Pick out and copy every line below that has the word "Programs".

===

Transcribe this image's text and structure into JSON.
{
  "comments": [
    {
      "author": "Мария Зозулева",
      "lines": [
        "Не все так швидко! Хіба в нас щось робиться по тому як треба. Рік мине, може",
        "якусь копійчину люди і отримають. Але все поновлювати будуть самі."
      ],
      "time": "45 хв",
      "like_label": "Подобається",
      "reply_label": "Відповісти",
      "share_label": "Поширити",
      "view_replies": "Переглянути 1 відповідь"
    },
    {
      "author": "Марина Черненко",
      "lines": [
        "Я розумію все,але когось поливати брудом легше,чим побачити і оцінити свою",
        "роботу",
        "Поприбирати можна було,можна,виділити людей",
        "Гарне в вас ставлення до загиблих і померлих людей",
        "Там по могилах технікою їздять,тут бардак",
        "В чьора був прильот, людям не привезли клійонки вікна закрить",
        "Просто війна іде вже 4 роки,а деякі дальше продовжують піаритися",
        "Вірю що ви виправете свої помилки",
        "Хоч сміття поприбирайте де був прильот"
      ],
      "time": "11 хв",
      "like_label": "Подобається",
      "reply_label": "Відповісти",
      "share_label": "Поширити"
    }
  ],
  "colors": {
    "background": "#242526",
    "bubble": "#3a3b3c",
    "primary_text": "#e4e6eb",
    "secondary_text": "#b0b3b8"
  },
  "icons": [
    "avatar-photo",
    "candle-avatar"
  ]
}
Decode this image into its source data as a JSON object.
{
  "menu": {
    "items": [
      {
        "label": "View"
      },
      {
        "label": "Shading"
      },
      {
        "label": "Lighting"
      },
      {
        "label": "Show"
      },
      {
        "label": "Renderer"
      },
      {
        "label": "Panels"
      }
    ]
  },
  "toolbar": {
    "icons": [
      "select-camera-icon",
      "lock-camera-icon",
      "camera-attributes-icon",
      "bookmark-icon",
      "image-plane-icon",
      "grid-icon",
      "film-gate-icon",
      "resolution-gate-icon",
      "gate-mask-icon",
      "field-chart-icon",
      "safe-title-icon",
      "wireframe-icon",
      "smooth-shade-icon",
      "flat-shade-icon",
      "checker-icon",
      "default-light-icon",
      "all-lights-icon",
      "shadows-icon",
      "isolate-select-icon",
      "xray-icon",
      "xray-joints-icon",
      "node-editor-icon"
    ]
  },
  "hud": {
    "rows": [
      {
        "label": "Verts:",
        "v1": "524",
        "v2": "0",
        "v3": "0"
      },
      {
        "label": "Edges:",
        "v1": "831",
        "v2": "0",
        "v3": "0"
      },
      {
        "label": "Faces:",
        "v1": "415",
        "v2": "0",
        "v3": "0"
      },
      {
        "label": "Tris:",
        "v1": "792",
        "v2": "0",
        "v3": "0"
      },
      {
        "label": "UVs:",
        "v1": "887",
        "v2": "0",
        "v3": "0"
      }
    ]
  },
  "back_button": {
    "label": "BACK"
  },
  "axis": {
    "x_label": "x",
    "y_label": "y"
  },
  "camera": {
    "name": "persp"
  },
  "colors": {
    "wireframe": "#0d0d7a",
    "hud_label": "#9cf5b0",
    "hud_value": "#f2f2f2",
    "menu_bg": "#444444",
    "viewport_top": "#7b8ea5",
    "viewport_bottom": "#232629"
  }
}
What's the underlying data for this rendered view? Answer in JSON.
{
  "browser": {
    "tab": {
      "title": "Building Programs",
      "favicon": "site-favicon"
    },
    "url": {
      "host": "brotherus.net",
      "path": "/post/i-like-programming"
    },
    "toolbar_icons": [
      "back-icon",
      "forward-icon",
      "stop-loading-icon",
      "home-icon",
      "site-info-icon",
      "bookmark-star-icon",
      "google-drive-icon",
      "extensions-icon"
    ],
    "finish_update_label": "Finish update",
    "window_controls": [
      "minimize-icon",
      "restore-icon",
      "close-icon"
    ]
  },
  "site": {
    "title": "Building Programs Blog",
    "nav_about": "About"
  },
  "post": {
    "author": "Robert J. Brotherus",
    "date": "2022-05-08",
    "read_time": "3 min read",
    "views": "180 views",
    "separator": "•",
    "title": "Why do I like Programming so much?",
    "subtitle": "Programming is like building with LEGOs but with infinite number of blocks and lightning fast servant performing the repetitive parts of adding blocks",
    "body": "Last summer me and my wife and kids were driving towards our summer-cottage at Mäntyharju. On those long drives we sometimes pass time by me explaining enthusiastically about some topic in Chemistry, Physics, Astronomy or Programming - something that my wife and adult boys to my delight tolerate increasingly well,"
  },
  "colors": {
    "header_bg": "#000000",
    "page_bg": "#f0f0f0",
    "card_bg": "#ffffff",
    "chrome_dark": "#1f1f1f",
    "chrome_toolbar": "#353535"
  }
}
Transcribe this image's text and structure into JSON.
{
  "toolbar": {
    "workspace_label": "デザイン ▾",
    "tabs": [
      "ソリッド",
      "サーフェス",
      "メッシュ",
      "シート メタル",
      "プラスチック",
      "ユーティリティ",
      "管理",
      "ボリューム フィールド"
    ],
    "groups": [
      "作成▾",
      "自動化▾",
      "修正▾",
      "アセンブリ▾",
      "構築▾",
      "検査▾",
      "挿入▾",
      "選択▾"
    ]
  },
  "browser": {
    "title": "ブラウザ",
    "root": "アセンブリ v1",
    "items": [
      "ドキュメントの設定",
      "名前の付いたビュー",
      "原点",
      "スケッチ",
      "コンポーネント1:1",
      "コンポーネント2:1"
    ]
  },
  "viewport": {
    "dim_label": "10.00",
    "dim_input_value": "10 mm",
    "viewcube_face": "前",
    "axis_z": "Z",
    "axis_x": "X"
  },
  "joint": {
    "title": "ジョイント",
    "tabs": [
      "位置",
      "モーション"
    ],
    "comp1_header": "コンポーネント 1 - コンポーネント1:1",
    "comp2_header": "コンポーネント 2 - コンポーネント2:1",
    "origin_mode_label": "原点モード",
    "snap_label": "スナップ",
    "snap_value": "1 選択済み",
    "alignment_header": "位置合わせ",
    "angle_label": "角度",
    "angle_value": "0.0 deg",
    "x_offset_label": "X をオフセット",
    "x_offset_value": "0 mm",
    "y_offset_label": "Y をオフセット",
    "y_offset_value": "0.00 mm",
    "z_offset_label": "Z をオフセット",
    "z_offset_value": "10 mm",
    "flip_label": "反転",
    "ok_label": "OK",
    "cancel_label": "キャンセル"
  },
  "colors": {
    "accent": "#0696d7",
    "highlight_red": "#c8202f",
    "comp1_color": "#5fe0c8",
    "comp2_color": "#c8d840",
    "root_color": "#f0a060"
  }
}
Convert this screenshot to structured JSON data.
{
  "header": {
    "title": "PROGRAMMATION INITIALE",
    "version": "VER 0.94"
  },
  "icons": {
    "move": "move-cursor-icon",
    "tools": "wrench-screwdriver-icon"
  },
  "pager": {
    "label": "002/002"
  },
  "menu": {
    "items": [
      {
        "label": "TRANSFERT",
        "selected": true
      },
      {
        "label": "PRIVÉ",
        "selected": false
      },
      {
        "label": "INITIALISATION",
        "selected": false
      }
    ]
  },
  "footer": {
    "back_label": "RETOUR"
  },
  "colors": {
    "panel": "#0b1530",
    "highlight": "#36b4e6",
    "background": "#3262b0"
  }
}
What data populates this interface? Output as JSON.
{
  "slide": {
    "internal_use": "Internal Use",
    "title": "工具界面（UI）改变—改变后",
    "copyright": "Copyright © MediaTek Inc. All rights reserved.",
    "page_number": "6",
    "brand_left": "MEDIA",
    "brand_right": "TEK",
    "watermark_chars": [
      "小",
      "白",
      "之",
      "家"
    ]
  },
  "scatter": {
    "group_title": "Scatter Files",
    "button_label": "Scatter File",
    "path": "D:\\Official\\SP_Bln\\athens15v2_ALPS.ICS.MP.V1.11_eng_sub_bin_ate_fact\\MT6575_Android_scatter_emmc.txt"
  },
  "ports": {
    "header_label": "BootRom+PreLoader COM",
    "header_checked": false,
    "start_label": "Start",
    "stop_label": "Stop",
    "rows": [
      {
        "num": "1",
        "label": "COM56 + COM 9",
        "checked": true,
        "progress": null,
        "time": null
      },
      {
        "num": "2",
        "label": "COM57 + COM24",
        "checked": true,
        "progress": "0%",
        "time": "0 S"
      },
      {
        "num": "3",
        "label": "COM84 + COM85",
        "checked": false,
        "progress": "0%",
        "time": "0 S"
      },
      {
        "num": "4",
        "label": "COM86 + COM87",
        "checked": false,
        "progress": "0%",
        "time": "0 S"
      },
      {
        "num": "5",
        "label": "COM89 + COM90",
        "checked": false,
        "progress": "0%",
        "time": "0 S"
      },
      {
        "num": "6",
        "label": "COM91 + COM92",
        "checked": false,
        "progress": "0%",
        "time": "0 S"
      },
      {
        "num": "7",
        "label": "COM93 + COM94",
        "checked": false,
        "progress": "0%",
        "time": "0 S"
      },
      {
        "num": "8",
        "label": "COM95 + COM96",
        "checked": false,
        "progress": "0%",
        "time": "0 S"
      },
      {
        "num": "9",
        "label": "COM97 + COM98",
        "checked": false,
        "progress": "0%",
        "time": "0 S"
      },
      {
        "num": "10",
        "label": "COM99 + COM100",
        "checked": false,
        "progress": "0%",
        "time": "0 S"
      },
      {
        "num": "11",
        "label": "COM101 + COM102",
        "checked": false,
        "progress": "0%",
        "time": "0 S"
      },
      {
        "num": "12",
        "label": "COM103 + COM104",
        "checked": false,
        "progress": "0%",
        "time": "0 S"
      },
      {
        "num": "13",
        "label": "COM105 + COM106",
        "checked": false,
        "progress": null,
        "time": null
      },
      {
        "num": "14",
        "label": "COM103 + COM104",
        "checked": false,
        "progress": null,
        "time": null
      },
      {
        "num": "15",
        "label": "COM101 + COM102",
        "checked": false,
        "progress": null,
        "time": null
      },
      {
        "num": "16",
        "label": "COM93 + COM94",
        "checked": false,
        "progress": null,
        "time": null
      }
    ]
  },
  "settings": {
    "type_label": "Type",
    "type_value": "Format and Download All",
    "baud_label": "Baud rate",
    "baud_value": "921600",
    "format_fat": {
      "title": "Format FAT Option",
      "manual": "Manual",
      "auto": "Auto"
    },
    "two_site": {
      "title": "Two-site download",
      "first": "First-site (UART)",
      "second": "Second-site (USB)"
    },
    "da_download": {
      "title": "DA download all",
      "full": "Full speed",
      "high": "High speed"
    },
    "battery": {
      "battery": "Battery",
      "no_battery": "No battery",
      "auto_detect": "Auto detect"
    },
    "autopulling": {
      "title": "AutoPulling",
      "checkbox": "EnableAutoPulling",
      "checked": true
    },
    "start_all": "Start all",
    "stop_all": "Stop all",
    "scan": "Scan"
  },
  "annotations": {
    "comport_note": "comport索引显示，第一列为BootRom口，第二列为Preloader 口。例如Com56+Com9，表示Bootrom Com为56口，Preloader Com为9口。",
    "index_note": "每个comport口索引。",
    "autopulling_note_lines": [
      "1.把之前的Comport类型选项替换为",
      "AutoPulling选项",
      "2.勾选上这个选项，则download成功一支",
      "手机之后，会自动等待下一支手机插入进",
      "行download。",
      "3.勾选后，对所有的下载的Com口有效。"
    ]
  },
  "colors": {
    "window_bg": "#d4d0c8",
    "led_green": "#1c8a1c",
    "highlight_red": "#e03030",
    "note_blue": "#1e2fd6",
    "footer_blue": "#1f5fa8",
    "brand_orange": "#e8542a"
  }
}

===

* _Solution for this problem_
      "title": "Building Programs",
    "title": "Building Programs Blog",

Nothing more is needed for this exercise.